NCII, through a collaboration with the University of Connecticut, developed a set of course content focused on developing educators’ skills in designing and delivering intensive mathematics instruction. This content is designed to support faculty and professional development providers with instructing pre-service and in-service educators who are developing and/or refining their implementation of intensive mathematics intervention
In Module 3 of the Intensive Intervention in Mathematics Course Content we emphasize the necessity for using evidence-based interventions or strategies as the starting point of instruction within intensive intervention. In this module, educators will learn about: (1) The umbrella term of evidence-based practices and different types of evidence-based practices; (2) Where to locate evidence-based practices; (3) How to design the instructional platform for use within intensive intervention.
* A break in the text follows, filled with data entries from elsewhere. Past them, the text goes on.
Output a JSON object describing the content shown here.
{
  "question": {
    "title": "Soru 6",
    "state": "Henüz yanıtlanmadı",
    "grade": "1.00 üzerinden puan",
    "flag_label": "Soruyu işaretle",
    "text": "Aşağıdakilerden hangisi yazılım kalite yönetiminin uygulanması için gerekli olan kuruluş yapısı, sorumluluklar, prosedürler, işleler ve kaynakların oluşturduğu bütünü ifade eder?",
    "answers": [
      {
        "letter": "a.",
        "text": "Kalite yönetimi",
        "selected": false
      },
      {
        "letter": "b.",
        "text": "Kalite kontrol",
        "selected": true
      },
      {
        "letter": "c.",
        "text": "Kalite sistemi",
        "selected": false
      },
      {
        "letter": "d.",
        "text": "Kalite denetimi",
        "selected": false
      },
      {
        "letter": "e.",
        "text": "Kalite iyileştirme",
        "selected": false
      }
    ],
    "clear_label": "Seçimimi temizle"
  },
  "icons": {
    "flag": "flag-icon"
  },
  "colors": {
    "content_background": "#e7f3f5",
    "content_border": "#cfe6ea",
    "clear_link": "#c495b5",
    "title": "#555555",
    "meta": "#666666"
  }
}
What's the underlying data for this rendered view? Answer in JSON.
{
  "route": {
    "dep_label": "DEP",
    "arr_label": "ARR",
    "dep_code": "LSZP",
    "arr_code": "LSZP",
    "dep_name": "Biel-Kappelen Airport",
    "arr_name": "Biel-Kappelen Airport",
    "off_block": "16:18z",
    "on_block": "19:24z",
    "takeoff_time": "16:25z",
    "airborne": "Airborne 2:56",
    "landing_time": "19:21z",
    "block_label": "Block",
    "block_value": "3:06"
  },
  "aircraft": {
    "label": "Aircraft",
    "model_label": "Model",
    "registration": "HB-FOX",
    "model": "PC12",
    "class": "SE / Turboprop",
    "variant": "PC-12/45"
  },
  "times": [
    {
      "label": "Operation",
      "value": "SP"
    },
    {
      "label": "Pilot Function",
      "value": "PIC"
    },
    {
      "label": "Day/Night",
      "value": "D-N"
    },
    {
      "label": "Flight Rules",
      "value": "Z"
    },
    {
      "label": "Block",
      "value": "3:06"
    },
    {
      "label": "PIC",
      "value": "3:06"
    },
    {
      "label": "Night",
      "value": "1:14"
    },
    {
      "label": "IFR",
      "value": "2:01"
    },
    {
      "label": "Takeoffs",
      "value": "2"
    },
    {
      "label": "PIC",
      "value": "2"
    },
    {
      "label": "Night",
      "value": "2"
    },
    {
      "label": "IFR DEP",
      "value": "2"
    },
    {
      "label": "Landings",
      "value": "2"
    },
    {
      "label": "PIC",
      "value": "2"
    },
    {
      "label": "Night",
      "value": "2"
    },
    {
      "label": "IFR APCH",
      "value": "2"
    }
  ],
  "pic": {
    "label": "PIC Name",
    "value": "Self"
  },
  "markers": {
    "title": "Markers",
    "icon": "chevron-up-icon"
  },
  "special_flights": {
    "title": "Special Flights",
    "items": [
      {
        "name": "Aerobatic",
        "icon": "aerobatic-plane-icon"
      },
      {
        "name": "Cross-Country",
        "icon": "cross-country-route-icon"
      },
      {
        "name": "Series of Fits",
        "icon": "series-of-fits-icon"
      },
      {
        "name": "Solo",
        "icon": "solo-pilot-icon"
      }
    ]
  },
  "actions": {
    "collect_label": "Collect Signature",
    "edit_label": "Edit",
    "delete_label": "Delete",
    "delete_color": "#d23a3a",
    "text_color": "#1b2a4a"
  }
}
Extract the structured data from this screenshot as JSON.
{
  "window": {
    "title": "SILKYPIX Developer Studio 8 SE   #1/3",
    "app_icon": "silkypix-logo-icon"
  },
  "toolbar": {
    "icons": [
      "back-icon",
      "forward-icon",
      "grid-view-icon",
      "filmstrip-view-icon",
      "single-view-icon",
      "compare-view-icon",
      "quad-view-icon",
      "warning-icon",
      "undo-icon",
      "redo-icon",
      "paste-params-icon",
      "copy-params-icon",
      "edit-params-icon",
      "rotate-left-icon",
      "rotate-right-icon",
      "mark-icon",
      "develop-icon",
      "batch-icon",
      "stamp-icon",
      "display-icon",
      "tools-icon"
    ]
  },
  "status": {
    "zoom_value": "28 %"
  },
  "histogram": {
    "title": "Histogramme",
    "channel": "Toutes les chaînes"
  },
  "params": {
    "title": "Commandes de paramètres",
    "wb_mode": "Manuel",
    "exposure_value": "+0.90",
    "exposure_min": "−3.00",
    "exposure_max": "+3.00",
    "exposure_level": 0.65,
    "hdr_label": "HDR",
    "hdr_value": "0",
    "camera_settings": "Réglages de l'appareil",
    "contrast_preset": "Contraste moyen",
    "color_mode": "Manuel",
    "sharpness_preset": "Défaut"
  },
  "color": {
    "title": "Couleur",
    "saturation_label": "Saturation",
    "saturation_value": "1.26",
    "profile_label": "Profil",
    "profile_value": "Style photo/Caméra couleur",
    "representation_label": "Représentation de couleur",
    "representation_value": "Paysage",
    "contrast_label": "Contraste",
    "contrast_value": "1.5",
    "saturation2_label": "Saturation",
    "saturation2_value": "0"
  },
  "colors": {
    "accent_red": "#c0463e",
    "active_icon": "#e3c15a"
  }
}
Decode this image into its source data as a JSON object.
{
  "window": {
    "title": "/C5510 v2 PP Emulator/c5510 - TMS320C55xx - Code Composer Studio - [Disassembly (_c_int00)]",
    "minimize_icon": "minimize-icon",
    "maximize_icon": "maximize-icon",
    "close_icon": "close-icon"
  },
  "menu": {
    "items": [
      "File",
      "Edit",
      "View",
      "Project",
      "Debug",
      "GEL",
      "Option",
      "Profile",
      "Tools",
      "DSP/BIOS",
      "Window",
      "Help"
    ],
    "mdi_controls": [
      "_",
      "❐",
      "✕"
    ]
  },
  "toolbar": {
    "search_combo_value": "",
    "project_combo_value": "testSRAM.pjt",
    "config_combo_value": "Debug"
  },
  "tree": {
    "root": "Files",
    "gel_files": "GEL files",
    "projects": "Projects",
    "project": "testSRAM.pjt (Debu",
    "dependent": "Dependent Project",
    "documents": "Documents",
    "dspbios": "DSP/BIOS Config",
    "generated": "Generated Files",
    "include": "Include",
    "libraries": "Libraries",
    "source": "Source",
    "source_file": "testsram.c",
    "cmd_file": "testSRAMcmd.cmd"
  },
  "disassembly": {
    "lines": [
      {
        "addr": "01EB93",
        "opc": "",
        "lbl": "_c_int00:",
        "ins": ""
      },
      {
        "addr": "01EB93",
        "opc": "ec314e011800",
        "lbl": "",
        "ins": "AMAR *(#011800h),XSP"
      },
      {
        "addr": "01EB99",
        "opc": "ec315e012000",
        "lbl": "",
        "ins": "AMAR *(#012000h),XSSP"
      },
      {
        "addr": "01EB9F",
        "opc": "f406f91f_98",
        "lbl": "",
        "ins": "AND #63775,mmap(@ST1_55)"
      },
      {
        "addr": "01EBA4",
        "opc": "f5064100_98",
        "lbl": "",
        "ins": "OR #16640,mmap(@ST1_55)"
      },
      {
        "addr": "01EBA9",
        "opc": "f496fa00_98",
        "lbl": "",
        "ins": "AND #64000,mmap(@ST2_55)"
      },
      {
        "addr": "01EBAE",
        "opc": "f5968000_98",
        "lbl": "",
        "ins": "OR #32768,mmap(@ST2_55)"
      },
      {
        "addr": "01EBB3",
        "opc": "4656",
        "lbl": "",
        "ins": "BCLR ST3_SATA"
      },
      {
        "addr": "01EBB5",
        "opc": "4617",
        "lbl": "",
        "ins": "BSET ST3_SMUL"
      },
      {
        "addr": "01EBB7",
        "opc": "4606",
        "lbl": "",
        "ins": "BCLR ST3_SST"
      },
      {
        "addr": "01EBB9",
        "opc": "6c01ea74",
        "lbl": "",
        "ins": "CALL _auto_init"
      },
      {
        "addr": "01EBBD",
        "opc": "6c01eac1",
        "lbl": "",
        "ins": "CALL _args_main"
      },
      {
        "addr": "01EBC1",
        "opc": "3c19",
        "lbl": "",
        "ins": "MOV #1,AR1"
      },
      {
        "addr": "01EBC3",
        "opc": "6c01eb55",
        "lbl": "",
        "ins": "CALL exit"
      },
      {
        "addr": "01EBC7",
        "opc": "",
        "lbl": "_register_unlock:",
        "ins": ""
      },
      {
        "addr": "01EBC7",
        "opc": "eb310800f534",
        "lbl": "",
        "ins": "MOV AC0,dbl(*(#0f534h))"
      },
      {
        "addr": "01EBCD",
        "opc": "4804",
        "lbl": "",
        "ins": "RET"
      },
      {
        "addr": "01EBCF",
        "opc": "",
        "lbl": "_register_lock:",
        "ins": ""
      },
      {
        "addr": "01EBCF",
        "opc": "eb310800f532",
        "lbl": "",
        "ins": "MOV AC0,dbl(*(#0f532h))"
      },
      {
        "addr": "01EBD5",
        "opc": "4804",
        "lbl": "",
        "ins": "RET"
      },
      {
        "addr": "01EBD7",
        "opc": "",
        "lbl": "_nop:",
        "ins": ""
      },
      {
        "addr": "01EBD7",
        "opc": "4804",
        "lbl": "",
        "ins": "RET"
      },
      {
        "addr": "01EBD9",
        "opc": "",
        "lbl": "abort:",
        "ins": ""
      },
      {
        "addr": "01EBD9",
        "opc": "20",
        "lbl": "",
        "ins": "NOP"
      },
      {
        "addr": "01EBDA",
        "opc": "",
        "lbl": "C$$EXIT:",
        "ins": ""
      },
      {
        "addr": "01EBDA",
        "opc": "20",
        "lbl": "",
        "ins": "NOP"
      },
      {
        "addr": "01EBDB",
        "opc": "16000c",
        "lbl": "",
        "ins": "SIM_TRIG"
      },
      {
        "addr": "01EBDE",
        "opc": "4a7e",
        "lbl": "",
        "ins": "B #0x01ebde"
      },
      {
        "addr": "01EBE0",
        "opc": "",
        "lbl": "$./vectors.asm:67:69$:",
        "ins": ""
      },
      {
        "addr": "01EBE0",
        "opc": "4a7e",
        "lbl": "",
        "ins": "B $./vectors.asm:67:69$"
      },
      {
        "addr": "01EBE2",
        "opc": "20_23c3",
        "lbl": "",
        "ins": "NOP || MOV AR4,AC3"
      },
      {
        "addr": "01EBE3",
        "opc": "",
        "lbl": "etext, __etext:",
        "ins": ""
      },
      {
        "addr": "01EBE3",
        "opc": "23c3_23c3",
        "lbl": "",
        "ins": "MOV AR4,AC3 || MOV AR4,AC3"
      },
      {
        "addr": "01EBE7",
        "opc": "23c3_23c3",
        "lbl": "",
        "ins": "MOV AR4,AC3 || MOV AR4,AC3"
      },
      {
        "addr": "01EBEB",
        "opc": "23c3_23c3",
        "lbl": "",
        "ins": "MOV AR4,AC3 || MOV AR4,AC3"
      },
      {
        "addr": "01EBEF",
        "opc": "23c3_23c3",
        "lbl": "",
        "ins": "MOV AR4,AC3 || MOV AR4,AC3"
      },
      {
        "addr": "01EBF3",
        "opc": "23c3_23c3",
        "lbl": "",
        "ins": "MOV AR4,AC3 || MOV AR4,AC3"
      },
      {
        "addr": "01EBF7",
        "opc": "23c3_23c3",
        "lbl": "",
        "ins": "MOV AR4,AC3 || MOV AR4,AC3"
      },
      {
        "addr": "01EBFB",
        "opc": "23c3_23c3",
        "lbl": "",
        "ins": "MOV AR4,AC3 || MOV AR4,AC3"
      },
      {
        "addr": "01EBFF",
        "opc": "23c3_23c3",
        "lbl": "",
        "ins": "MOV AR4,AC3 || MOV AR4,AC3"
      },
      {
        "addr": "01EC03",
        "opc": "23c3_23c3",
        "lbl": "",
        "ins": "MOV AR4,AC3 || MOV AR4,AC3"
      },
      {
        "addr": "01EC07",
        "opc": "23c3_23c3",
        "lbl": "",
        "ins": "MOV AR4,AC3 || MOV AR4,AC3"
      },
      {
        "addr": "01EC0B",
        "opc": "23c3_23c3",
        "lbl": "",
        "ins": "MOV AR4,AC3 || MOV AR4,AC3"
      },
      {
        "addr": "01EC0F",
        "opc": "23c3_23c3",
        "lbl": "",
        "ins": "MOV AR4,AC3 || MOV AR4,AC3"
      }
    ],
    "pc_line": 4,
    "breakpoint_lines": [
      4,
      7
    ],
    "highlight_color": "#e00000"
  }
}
In this webinar, Drs. Joe Wehby and Joey Staubitz, demonstrate how the Taxonomy of Intervention Intensity can support educators in systematically selecting and modifying intensive behavior intervention based on student need. After providing a brief overview of the dimensions for evaluating and building intervention intensity, they will share a detailed case study illustrating how a teacher used the taxonomy to provide data-based individualized instruction in behavior.
In this overview, Meagan Walsh, M.Ed. introduces the Taxonomy of Intervention Intensity as a method for systematically selecting an intensive intervention and guide teachers through modifying the intervention based on student need. The Taxonomy of Intervention Intensity includes seven dimensions (strength, dosage, alignment, attention to transfer, comprehensiveness, behavioral or academic support, and individualization).
In this webinar, Meagan Walsh, M.Ed. demonstrates how the Taxonomy of Intervention Intensity can support educators in systematically selecting and modifying intensive literacy interventions based on student need. After providing a brief overview of the dimensions for evaluating and building intervention intensity, she shares a detailed case study illustrating how a teacher uses the taxonomy to provide data-based individualized instruction in reading comprehension.
Module 6 is the second in a set of four course modules focused on explicit instruction. This module introduces the concept of supporting practices necessary for successful implementation of explicit instruction. The module introduces how to use effective methods to elicit frequent responses. Throughout the module, educators will learn how eliciting frequent responses support instruction within the DBI framework.
In this article, Dr. Jennifer Ledford shares information about single-case design research and how it relates to intensive intervention as well as resources from the Council for Exceptional Children Division for Research (CEC DR).
In this webinar, held April 3, 2018, Drs. Amelia Malone and Lynn Fuchs introduce the Taxonomy of Intervention Intensity as a method for systematically selecting an intensive intervention and guide teachers through modifying the intervention based on student need.
This module focuses primarily on selecting evidence-based interventions that align with the functions of behavior for students with severe and persistent learning and behavior needs. The emphasis of this training will include four main content areas: (a) relating assessment to function, (b) selecting evidence-based interventions that align with functions of behavior, (c) linking assessment and monitoring, and (d) connecting data with the evidence-based interventions selected. The overarching goal is to connect concepts and theories in behavior and begin planning how intensive intervention can be put into practice to support students with intensive behavioral needs.
This training module explains the purpose and rationale for secondary or Tier 2 interventions, (a) as part of a larger multi-tiered system of support (MTSS), and, (b) in laying the groundwork for effective intensive intervention. It also provides a review of the essential elements that should be in place for secondary interventions to function effectively and promote functional intensive interventions.